Loving Lord of life; as we journey in through this holy season of Lent, give us grace and strength to make the changes that are needed in our lives, and in so doing, may we be open to your leading. Keep us mindful that you are with us in every moment, offering us the strength and creativity to choose what is right. Amen.
Welcome to a season of self-examination. This is a time to ponder the depth of God’s love and lengths to which some have gone to bring awareness of that transforming love into the world. It is also a time to ponder what God wills for us and the world; which the Bible names as justice and Jesus called “life abundant.” Finally, it is a time to ponder what God’s love and God’s will for us call us to do. How are we to live? How are we to treat the earth, ourselves, and our neighbors? Let us open ourselves to God’s presence, knowing that God is here and everywhere, and that God speaks to us in our inmost being. Let us open ourselves to God’s wisdom and guidance, trusting that God will lead us in the way of truth. Through hardship, affliction, and calamity, we trust in the transformative love of God to steady us. Prepare yourselves for a journey of the heart. Be open to the grace that enables your growth. With gratitude and wonder, receive the Divine Love in your minds and hearts and souls.
Scripture: Psalm 51: 1-17
Hymn “Just As I Am”
(During the singing of this hymn, the first Lenten candle is extinguished. The diminishing light symbolizes the wavering loyalty of the disciples and the waning of light from the world as Jesus departs from it. Each Sunday, another candle will be extinguished, until the final candle goes out on Good Friday.)
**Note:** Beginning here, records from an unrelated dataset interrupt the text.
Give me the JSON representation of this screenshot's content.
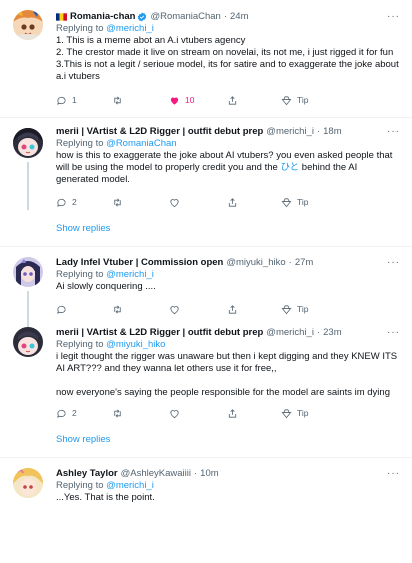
{
  "colors": {
    "accent": "#1d9bf0",
    "like": "#f91880",
    "muted": "#536471",
    "text": "#0f1419"
  },
  "tweets": [
    {
      "name": "Romania-chan",
      "handle": "@RomaniaChan",
      "time": "24m",
      "replying_label": "Replying to ",
      "replying_to": "@merichi_i",
      "body": "1. This is a meme abot an A.i vtubers agency\n2. The crestor made it live on stream on novelai, its not me, i just rigged it for fun\n3.This is not a legit / serioue model, its for satire and to exaggerate the joke about a.i vtubers",
      "replies": "1",
      "retweets": "",
      "likes": "10",
      "tip": "Tip"
    },
    {
      "name": "merii | VArtist & L2D Rigger | outfit debut prep",
      "handle": "@merichi_i",
      "time": "18m",
      "replying_label": "Replying to ",
      "replying_to": "@RomaniaChan",
      "body_pre": "how is this to exaggerate the joke about AI vtubers? you even asked people that will be using the model to properly credit you and the ",
      "body_hl": "ひと",
      "body_post": " behind the AI generated model.",
      "replies": "2",
      "retweets": "",
      "likes": "",
      "tip": "Tip"
    },
    {
      "name": "Lady Infel Vtuber | Commission open",
      "handle": "@miyuki_hiko",
      "time": "27m",
      "replying_label": "Replying to ",
      "replying_to": "@merichi_i",
      "body": "Ai slowly conquering ....",
      "replies": "",
      "retweets": "",
      "likes": "",
      "tip": "Tip"
    },
    {
      "name": "merii | VArtist & L2D Rigger | outfit debut prep",
      "handle": "@merichi_i",
      "time": "23m",
      "replying_label": "Replying to ",
      "replying_to": "@miyuki_hiko",
      "body": "i legit thought the rigger was unaware but then i kept digging and they KNEW ITS AI ART??? and they wanna let others use it for free,,\n\nnow everyone's saying the people responsible for the model are saints im dying",
      "replies": "2",
      "retweets": "",
      "likes": "",
      "tip": "Tip"
    },
    {
      "name": "Ashley Taylor",
      "handle": "@AshleyKawaiiii",
      "time": "10m",
      "replying_label": "Replying to ",
      "replying_to": "@merichi_i",
      "body": "...Yes. That is the point."
    }
  ],
  "show_replies": "Show replies",
  "dot": "·",
  "more": "···"
}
Call to Confession
God, this is a hard time. The focus of Lent is on the pain and suffering of Jesus and our own need for penitence. It is a time of gathering darkness. But we would rather skip this part and go straight to Easter. We would rather ignore the suffering—in you and in the world—and avoid the hard work of true self-examination. Forgive us for wanting this to be bright and painless and easy, when we know that Jesus did not take the easy way, but chose the path of the Cross. Teach us the true meaning of penitence, so that we use this Lenten season to humbly seek a clean heart and a renewed spirit. We pray in the name Jesus Christ. Amen.
One: The truth is this: God’s love and mercy are never-ending. God knows us in our inward being; God cleanses us from our sins and shortcomings, and restores to us the joy of salvation.
All: Thanks be to God!
Time for Reflection
(Everyone is invited to commit to writing something that they wish to burn away from their lives. These papers will be gathered and burned and the ashes used for the Imposition of Ashes.)
Hymn “When I Survey the Wondrous Cross”
Scripture Reading 2 Corinthians 5: 20b – 6: 10
Reflection on Lent
Unison Scripture Reading Psalm 23
Hymn “As We Gather at Your Table”
Remember that you are dust, and to dust you shall return.
Yet, out of death comes new life.
Imposition of Ashes
Accomplish in us, O God, the work of your salvation that we may show forth the transformative power of your love.
By the life and death and transformation of Jesus Christ, bring our minds and hearts to such a depth of understanding that we, too, accept the full promise and challenge of your love. Amen.
Our loving Creator does not desire the death of sinners, but rather that they may turn from their distorted lives and live. Therefore we implore God to grant us true repentance that those things which we do this day may be pleasing to God, that the rest of our lives may be lived faithfully, and that at the last we may come to God’s eternal joy; through Jesus Christ.
Thanks be to God! Go in peace. Amen.